## [Work item]
All that is needed is every line of the listing below that has "Mesaje".

Information shown below:

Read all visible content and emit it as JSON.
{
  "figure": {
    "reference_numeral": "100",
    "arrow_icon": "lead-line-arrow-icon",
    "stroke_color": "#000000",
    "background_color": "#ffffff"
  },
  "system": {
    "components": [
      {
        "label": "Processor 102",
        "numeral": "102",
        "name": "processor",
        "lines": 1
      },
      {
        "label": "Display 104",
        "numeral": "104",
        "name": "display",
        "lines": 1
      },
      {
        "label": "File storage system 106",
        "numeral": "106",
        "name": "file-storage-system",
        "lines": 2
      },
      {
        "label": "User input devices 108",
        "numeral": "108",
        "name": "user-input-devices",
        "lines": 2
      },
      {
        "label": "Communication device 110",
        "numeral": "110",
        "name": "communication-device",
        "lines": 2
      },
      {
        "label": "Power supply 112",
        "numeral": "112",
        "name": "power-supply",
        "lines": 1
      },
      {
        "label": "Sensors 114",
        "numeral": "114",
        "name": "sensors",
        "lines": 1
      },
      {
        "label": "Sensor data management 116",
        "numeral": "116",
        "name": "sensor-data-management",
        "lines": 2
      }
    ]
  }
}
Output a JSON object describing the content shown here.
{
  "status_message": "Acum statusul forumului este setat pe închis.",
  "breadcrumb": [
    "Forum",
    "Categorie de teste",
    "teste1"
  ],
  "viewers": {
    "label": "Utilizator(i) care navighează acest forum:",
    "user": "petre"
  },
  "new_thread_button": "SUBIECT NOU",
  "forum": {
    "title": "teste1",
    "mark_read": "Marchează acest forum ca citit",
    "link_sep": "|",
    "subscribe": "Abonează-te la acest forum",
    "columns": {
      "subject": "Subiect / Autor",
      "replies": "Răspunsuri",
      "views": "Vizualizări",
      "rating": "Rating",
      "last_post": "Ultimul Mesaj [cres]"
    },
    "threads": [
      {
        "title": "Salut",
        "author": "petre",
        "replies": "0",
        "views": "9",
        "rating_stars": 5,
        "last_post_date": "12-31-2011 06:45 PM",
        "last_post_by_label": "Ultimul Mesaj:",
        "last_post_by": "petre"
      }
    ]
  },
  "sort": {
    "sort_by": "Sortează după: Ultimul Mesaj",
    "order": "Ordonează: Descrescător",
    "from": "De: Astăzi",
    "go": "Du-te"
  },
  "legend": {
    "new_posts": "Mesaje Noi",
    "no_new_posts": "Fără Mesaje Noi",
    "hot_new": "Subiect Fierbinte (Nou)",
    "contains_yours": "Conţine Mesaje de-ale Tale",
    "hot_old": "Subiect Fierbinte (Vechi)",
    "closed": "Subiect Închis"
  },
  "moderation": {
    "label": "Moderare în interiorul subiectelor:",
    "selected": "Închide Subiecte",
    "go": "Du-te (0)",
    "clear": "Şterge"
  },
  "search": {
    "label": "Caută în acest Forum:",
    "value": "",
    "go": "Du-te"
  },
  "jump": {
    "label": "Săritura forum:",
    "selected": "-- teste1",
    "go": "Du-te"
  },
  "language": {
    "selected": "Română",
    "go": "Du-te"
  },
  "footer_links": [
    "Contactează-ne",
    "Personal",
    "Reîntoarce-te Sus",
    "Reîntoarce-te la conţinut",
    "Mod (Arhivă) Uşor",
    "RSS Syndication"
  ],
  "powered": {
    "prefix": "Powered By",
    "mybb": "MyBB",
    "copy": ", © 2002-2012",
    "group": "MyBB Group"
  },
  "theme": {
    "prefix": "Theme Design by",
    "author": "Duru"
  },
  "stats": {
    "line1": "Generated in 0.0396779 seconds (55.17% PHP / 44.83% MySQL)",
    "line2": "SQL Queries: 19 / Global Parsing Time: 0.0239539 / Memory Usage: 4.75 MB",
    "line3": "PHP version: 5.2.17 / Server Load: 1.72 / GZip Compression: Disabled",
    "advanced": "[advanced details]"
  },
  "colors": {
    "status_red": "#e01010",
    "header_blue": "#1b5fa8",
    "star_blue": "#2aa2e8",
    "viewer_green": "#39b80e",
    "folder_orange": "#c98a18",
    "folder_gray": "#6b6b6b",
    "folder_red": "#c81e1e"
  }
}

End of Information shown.

## [Answer box]
    "new_posts": "Mesaje Noi",
    "no_new_posts": "Fără Mesaje Noi",
    "contains_yours": "Conţine Mesaje de-ale Tale",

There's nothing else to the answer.